    ——————————————————-
    PALMER RAIDS AND NEW LEADERS

    In January 1920, Rockford was a principal target of the infamous Palmer Raids, and between 140 and 180 citizens were summarily arrested, charged with conspiracy and sedition. The most important result of these raids was the sedition trial of Arthur Person in the Winnebago County Court. Defended by Clarence Darrow, Person was found not guilty in April 1920. Undaunted by official terrorism, citizens of Rockford elected a new mayor in 1921, J. Herman Hallstrom, nominee of the newly formed Labor League. Hallstrom was a Swedish immigrant, a veteran, a union president, a former Socialist, and former editor of the newspaper Rockford Labor News. He was reelected twice, lost, then reelected twice again, before being permanently retired in 1933 by C. Henry Bloom, a former Socialist alderman with widespread labor support. Bloom served as mayor until 1951, with one four-year interruption. In the 1970s, the city’s labor movement reawakened after a placid quarter century and a succession of moderate Democratic mayors were elected, oddities in a region of pronounced Republican inclinations.
    ———————————————————
    Check Wkipedia.. there’s an entire national history writeup there about this as Rockford was just one of many locations nationwide where this Palmer guy raided and arrested anarchists.

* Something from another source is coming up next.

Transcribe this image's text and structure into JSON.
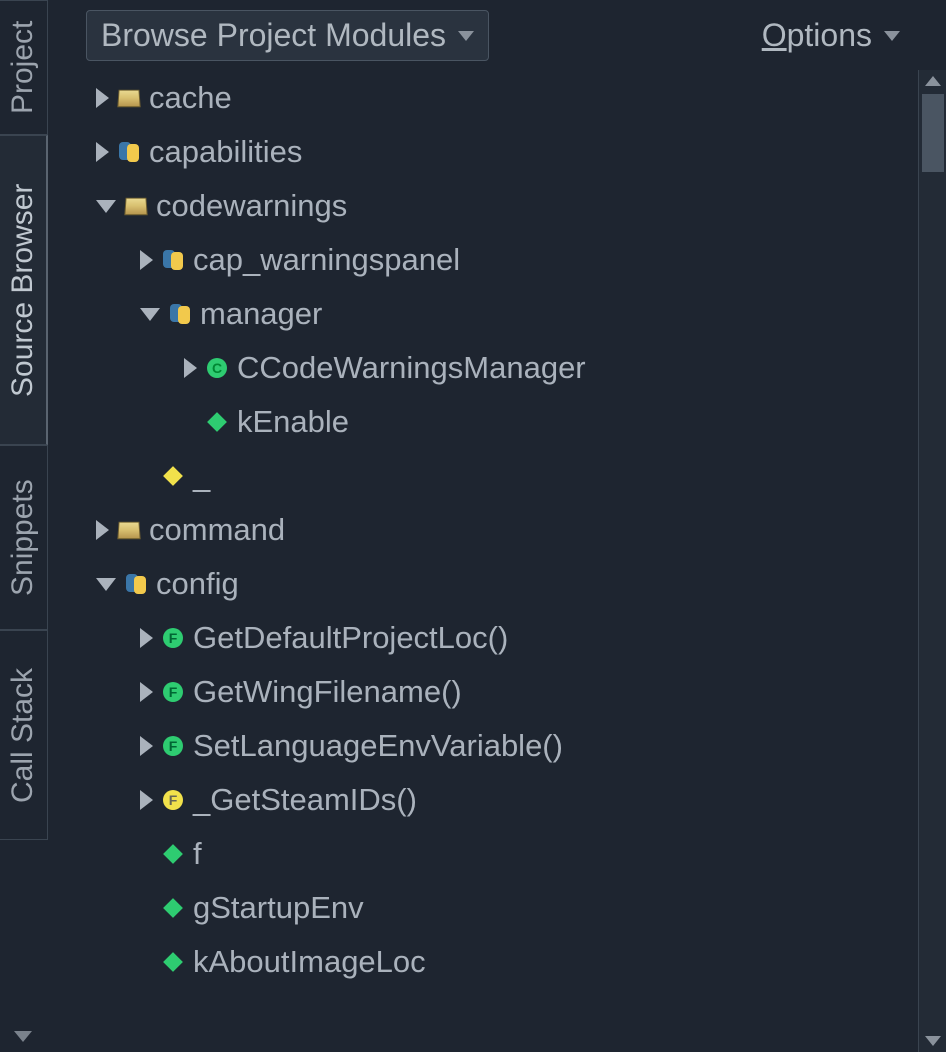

While I was already aware of the rise in anarchist and labor-related terrorism activity in the big cities following the 1918 communist revolution in Russia, I was unaware of Palmer and his newly appointed subordinate, J. Edgar Hoover, formed the precursor to the FBI. Anyway, I found it interesting that in those days of random bombings going off around the country, the public outcry regarding immigrants, and subsequent ACLU challenges to laws being enacted… rather seemed similar to what is occurring now (although far less deadly now than back then).
    Again… those who ignore history are doomed to repeat it.

    1. I remember the days of no internet….now I have my own library in 3 rooms of my house….most of those historic movies were great fictionalized…..even Lawrence of Arabia…go figure…LOL

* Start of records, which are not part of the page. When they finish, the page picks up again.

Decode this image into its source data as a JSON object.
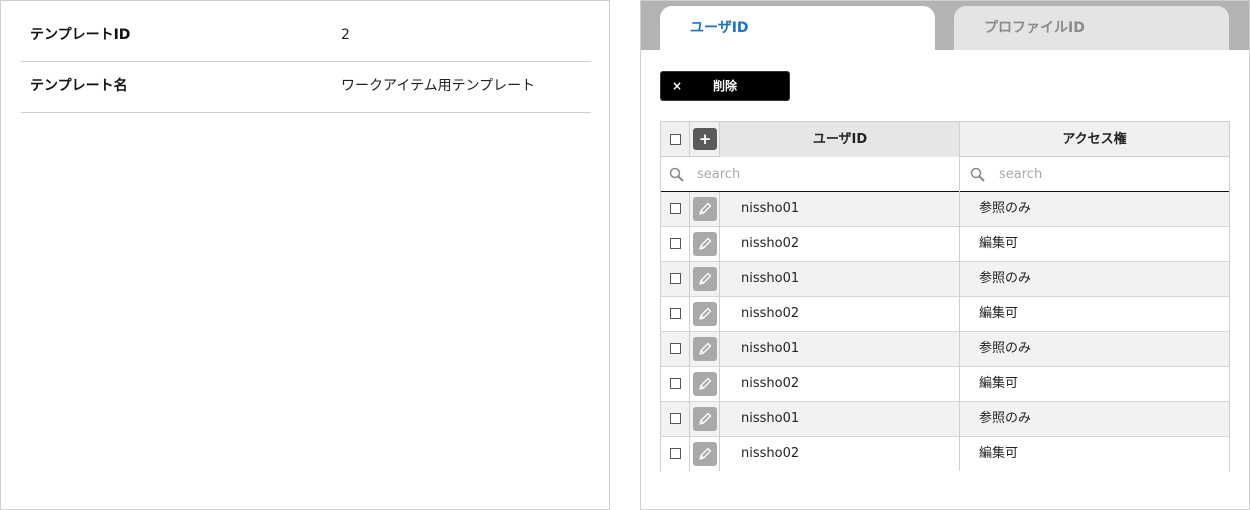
{
  "template_info": {
    "rows": [
      {
        "label": "テンプレートID",
        "value": "2"
      },
      {
        "label": "テンプレート名",
        "value": "ワークアイテム用テンプレート"
      }
    ]
  },
  "tabs": [
    {
      "label": "ユーザID",
      "active": true
    },
    {
      "label": "プロファイルID",
      "active": false
    }
  ],
  "toolbar": {
    "delete_icon": "×",
    "delete_label": "削除"
  },
  "table": {
    "add_icon": "+",
    "columns": [
      "ユーザID",
      "アクセス権"
    ],
    "search_placeholders": [
      "search",
      "search"
    ],
    "rows": [
      {
        "user_id": "nissho01",
        "access": "参照のみ"
      },
      {
        "user_id": "nissho02",
        "access": "編集可"
      },
      {
        "user_id": "nissho01",
        "access": "参照のみ"
      },
      {
        "user_id": "nissho02",
        "access": "編集可"
      },
      {
        "user_id": "nissho01",
        "access": "参照のみ"
      },
      {
        "user_id": "nissho02",
        "access": "編集可"
      },
      {
        "user_id": "nissho01",
        "access": "参照のみ"
      },
      {
        "user_id": "nissho02",
        "access": "編集可"
      }
    ]
  },
  "colors": {
    "active_tab_text": "#1a73c7",
    "tab_bar_bg": "#b3b3b3",
    "delete_button_bg": "#000000",
    "odd_row_bg": "#f2f2f2"
  }
}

  2. Good post, my friend; always interesting, even if the history we read mostly consists of what the winners chose to write… At least, when one takes the approach of reading more than merely the easy to find, like this post & its links, a balanced view can be achieved to some degree….

    gigoid

    1. Thanx glad you liked it…..Americans know nothing about this region other than the BS they are taught…so much more they need to be aware of…..chuq

  3. Nothing much changes in the world, and the lessons of history continue to be ignored.
    But that was all before oil was discovered of course.
    As for T.E. Lawrence, if you read his book ‘The Seven Pillars of Wisdom’, you will understand how the Arab allies were betrayed after WW1, and see many of the roots of our current problems in that region.
    Best wishes, Pete.

Leave a Reply

Fill in your details below or click an icon to log in:

WordPress.com Logo

You are commenting using your WordPress.com account. Log Out / Change )

Twitter picture

You are commenting using your Twitter account. Log Out / Change )

Facebook photo

You are commenting using your Facebook account. Log Out / Change )

Google+ photo

You are commenting using your Google+ account. Log Out / Change )

Connecting to %s